My suggestion for you was to start with applying the guidelines to reproduce their example. If you can't with their data, it probably won't be possible with your own. When we encourage reproducible example, called a reprex, it's for the purpose of *illustrating* the problem and the specific points in the code that may be roadblocks.

Let's go back to the guidelines. *I* got different results than they did. One was close and the other was way off. If this were my own work, I'd go looking after a better example that I could reproduce. Once I did, I'd check my understanding of how the roles of the dependent and independent variables in my data relate to the example.

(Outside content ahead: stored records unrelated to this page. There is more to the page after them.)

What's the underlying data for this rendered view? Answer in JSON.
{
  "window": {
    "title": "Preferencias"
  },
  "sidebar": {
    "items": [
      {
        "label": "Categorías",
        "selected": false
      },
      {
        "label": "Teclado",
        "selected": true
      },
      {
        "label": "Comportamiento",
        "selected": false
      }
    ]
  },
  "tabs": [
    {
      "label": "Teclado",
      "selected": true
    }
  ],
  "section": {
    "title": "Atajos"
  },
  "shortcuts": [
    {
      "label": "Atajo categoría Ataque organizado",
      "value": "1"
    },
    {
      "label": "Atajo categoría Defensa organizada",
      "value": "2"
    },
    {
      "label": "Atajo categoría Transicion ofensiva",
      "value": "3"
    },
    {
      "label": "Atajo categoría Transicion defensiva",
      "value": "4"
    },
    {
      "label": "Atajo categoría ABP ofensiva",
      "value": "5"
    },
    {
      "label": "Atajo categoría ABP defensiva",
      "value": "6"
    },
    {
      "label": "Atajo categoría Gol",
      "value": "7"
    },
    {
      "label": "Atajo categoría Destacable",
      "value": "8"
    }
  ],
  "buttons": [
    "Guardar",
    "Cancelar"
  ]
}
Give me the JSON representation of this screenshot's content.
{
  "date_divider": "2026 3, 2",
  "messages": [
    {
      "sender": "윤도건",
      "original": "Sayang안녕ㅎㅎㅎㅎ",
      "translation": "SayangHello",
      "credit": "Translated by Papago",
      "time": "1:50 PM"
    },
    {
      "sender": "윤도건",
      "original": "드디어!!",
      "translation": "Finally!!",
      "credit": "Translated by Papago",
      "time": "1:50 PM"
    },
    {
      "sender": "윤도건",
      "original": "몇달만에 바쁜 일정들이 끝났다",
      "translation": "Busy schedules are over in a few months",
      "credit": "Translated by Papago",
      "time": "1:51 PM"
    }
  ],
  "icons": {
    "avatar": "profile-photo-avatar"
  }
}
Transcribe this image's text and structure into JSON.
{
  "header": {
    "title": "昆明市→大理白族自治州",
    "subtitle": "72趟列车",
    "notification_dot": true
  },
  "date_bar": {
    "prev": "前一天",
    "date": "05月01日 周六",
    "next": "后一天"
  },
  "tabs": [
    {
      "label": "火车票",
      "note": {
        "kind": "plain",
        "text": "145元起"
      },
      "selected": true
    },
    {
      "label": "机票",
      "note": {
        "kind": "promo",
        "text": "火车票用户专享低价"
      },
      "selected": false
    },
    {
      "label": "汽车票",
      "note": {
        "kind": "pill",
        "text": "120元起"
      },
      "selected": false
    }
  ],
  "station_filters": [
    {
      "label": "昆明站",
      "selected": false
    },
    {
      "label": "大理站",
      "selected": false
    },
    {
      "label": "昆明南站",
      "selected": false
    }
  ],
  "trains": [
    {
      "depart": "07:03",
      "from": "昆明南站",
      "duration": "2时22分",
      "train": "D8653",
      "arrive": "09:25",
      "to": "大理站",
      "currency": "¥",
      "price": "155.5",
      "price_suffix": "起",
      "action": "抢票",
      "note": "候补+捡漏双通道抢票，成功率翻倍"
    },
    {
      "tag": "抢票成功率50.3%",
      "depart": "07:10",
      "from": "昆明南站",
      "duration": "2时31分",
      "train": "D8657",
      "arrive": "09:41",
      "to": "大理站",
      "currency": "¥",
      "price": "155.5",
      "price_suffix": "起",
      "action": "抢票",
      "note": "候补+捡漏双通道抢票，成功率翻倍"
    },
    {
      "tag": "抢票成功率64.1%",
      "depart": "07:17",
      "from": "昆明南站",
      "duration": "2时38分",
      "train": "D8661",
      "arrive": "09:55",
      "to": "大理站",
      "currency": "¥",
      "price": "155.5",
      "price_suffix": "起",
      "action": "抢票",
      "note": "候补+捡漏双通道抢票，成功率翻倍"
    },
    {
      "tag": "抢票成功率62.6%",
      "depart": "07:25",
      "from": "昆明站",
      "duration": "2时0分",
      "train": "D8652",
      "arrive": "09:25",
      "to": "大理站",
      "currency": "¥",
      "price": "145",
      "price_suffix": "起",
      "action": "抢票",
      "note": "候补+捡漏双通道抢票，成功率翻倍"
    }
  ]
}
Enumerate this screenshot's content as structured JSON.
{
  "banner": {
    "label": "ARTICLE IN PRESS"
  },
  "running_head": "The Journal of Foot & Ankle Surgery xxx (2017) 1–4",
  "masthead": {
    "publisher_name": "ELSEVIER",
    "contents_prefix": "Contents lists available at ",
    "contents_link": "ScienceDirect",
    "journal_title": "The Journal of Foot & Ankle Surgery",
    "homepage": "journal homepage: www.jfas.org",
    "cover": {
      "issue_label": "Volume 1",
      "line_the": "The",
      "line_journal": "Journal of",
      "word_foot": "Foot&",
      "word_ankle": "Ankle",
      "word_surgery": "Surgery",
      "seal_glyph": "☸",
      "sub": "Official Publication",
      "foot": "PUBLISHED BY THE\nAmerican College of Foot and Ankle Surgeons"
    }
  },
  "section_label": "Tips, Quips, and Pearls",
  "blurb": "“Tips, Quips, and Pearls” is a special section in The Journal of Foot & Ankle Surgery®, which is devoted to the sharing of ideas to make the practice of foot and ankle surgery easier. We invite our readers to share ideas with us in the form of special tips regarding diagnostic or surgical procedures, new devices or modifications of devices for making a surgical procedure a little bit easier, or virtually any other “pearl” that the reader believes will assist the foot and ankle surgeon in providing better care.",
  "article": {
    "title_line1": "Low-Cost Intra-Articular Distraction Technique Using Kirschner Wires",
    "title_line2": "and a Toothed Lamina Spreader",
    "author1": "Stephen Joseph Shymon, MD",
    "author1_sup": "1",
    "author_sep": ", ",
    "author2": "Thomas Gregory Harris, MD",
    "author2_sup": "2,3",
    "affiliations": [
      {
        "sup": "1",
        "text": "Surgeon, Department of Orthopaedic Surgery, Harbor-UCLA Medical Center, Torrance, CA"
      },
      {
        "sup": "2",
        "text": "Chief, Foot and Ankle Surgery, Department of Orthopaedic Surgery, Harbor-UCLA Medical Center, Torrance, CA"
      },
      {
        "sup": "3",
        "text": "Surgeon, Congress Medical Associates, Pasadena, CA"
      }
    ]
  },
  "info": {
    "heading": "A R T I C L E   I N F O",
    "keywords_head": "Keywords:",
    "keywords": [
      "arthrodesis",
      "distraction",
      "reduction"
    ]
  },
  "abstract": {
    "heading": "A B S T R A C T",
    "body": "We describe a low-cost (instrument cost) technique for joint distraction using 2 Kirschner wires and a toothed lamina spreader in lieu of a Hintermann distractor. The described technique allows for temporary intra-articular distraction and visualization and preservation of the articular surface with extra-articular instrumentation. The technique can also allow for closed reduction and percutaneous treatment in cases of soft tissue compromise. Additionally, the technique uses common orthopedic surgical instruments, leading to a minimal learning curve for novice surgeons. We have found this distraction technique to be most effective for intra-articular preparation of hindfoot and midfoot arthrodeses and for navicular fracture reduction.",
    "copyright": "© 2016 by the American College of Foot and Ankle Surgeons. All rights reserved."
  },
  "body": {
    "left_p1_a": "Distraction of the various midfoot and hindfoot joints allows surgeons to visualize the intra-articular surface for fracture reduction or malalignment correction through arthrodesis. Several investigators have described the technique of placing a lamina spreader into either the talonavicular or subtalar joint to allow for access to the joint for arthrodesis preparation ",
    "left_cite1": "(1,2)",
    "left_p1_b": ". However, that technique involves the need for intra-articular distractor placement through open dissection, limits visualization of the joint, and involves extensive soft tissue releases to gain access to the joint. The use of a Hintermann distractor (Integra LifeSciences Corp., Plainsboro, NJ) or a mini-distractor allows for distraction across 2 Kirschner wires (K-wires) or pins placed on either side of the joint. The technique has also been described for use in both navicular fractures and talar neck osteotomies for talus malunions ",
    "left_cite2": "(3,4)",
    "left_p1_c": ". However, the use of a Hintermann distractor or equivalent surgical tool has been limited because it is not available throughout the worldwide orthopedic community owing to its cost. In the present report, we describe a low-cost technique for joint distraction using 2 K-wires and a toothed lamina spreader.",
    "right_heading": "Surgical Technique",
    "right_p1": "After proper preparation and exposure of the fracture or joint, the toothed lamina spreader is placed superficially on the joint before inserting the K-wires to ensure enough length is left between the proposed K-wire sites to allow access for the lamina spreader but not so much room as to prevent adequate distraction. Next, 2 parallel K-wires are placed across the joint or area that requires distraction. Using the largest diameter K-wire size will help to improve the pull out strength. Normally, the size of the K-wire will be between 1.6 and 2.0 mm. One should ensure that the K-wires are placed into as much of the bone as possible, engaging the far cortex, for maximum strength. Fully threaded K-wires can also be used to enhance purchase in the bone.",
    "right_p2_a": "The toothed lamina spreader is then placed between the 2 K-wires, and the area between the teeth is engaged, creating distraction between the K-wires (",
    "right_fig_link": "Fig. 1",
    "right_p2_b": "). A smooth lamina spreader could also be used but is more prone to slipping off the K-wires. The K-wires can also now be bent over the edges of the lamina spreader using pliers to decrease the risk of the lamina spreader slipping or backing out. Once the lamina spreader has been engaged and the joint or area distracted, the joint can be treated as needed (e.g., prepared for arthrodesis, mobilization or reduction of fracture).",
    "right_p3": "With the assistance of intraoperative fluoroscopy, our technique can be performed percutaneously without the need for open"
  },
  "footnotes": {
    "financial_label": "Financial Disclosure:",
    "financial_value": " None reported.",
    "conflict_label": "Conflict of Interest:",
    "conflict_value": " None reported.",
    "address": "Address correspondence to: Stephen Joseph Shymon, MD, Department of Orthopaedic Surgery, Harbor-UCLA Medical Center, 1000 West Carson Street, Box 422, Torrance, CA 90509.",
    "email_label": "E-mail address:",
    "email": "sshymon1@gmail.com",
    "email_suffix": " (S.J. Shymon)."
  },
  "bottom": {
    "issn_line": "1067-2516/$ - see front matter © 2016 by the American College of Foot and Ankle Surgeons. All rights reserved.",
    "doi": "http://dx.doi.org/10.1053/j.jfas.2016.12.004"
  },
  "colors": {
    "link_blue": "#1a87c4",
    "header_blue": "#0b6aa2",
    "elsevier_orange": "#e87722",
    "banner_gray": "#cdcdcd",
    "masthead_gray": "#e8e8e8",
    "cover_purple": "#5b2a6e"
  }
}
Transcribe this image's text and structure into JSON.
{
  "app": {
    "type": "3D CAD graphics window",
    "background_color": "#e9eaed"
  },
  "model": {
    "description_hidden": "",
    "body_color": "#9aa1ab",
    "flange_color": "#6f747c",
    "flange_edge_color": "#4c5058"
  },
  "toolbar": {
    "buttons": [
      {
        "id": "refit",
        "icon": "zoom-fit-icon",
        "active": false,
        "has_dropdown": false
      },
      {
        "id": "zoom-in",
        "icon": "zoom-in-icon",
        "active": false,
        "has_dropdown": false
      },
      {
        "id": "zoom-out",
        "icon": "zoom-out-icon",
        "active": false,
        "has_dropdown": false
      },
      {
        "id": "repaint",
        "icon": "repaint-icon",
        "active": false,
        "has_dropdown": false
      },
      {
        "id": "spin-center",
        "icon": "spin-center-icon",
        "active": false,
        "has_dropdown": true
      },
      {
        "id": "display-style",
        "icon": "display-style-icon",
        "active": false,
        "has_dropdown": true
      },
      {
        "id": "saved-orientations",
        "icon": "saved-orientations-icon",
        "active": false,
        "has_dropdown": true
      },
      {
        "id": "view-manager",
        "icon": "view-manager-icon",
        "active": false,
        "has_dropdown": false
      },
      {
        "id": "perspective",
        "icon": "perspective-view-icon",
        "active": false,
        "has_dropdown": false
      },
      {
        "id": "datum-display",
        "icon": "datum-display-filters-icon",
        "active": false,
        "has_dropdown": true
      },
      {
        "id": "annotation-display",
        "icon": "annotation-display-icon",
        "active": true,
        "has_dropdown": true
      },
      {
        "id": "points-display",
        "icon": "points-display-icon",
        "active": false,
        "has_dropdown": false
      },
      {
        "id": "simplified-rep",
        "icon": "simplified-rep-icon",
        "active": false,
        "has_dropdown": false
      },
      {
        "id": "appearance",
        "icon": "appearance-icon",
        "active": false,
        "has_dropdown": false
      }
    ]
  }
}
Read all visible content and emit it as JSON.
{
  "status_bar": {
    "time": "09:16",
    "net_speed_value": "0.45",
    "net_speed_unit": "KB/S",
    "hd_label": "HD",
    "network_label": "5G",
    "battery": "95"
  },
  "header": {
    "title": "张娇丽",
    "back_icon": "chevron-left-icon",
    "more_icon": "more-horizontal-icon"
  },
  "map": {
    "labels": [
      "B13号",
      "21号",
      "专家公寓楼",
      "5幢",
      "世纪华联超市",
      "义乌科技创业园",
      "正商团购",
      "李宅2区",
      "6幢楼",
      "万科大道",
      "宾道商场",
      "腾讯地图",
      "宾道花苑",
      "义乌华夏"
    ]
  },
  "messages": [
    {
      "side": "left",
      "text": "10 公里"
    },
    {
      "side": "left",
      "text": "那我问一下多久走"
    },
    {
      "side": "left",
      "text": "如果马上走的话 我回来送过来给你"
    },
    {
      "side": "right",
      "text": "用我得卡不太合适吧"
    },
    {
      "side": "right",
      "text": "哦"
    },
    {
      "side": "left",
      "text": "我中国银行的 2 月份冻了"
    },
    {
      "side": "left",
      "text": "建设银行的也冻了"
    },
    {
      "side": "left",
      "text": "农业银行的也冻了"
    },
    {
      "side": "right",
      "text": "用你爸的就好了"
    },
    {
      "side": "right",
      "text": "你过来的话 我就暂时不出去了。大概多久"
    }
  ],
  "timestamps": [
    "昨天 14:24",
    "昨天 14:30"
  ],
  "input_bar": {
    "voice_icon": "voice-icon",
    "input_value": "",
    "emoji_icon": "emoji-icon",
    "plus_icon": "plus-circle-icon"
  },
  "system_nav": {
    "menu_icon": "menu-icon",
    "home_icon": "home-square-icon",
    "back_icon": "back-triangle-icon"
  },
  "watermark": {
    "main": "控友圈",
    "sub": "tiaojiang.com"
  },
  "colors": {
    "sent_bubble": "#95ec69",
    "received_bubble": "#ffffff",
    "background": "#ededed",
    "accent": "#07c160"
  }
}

In your work, I strongly encourage you to review the basics of logistic regression (which your code doesn't do) for independent variables that can take on more than two values. This is covered in Chapter 5 of Hosmer, David W., Stanley Lemeshow, and Rodney X. Sturdivant. *Applied logistic regression* . Hoboken, New Jersey: Wiley, 2013, the standard text on logistic regression.

The analysis that your code is set up to do is a predictive type of machine learning that is well described in @rafalab's free R course textbook in Section 33.7.